JetBlue Airways is launching a major expansion to southern sun destinations - including four new airports - in a broad effort to snag more of the vacation market from its competitors as the air travel industry slowly climbs out of its coronavirus-driven hibernation.
The 24 new routes are part of an aggressive plan to capitalise on the expected increase in leisure travel following an almost year-long crisis in the industry due to the global pandemic.
“This year has pushed us to find new ways of operating our business and we’ve adapted at a pace we’ve never seen before, pivoting our network in response to changing customer demand,” says Scott Laurence, head of revenue and planning for the New York-based low-cost carrier on 17 December. “We’re continuing to play offense to bring in cash revenue and support our business recovery.”
JetBlue says that it will fly to Miami International airport for the first time, offering daily non-stop connections from Boston, Newark, New York and Los Angeles beginning on 11 February. The flights between the northeastern US cities will be four times daily, and the airline will offer twice-daily connections to the West Coast.
So far, the airline’s major South Florida destinations had been Fort Lauderdale-Hollywood International airport and Palm Beach International airport, only 28mi (45km) and 70mi north of Miami, respectively.
In addition, the carrier is adding Key West on Florida’s southwestern tip, Guatamala City in Guatamala and Mexico’s Los Cabos International airport into its schedule.
Key West will be served four times weekly from Boston and New York’s John F Kennedy International airport each; Guatemala City once daily from John F Kennedy; and Los Cabos once daily from John F Kennedy and Los Angeles International airport each. The Guatamala City flights will begin in April, and the airline will commence flying to Los Cabos in June.

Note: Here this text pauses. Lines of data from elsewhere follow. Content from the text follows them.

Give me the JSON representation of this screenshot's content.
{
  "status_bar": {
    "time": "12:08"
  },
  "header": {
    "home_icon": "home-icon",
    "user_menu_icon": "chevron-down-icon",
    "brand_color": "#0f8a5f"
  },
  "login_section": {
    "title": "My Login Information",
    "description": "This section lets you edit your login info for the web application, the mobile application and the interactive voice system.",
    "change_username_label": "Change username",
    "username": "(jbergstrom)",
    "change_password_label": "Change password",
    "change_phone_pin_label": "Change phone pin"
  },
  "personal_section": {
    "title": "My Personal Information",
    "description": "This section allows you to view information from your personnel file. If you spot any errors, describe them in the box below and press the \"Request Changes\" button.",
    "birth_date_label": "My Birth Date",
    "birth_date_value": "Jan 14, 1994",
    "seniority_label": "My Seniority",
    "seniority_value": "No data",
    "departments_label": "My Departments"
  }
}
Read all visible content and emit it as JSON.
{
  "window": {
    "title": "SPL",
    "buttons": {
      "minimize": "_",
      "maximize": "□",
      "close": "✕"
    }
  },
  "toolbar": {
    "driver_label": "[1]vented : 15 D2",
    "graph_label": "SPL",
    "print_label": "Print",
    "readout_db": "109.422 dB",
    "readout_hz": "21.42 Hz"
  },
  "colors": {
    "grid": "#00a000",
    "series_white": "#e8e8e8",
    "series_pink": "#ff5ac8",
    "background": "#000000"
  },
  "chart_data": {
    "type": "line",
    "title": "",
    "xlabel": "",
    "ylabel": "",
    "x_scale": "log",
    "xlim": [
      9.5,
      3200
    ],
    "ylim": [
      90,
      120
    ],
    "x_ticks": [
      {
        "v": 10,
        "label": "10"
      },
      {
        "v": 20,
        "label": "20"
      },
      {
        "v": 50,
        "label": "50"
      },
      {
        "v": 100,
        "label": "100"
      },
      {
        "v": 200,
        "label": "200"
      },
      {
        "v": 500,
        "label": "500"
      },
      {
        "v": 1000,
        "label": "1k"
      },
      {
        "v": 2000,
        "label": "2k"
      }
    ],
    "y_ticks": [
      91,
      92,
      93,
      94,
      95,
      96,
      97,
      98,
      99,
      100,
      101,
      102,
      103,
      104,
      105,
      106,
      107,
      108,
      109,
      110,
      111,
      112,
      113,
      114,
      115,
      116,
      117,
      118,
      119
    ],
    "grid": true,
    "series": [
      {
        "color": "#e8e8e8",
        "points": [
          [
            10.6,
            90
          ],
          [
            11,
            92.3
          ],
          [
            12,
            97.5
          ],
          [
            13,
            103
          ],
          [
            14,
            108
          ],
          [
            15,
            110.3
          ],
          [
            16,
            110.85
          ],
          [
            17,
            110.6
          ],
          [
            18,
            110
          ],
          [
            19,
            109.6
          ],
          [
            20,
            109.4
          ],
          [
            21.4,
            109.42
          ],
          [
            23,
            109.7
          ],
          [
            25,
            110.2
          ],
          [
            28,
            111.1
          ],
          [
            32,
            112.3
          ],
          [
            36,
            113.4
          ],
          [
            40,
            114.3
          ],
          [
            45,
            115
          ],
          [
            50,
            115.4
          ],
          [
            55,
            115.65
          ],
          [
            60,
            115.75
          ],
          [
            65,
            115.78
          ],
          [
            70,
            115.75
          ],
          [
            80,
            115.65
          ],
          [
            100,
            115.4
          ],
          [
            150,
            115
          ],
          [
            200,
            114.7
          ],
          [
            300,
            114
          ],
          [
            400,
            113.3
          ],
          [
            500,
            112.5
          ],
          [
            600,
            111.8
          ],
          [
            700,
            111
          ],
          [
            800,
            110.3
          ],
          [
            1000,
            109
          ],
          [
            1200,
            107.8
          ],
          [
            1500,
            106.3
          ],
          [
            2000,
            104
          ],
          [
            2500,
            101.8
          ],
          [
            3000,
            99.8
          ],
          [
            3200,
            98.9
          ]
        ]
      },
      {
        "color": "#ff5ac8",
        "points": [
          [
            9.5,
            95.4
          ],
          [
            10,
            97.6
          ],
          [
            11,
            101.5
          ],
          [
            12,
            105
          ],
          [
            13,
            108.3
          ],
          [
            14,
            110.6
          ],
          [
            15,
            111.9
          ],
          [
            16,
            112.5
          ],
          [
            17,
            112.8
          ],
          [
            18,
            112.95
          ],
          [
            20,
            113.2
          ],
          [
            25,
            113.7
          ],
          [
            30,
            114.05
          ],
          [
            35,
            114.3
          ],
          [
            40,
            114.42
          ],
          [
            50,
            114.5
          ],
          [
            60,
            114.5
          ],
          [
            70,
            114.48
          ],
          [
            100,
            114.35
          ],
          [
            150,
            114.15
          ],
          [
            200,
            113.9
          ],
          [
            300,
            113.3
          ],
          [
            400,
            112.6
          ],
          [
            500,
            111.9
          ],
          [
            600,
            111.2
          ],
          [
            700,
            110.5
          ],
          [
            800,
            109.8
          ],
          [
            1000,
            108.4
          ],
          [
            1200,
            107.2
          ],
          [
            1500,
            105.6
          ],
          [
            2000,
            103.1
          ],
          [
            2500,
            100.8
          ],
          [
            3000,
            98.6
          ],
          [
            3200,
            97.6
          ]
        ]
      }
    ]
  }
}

The carrier also announced 15 other new routes between cities it already serves, ”aimed at immediately generating cash and capturing traffic”, Jet Blue says.
The flights come as cold-weather-weary northerners who have been cooped up and staying put for almost a year begin to think about a winter getaway. The airline is banking on the fact that it will benefit from a great deal of pent-up demand. Executives hope that direct flights to new destinations - without the need to change aircraft and spend significant time in transit at an airport - will inspire customer confidence to once again return to air travel.
JetBlue has been aggressively pursuing more leisure travel share as the industry’s recovery stalls amid exploding coronavirus case counts across the country.
In September, the airline had launched 24 new domestic and international routes to a variety of warmer-weather destinations like Florida’s Fort Myers and Tampa, the Bahamas, Mexico and Costa Rica.
In November, JetBlue’s chief executive Robin Hayes said that despite what is turning out to be a choppy recovery the airline is still planning on launching transatlantic service between New York and London in the second half of 2021. At the time he said that the airline’s planning assumption is that “all of our leisure travel will be largely recovered by the end of 2021”.
The carrier reported a $393 million loss for the third quarter of the year and said that by the end of 2020 it planned 45% less capacity from 2019 levels, as a patchwork of travel restrictions - including ongoing quarantine requirements - continue to make planning a trip difficult and complex..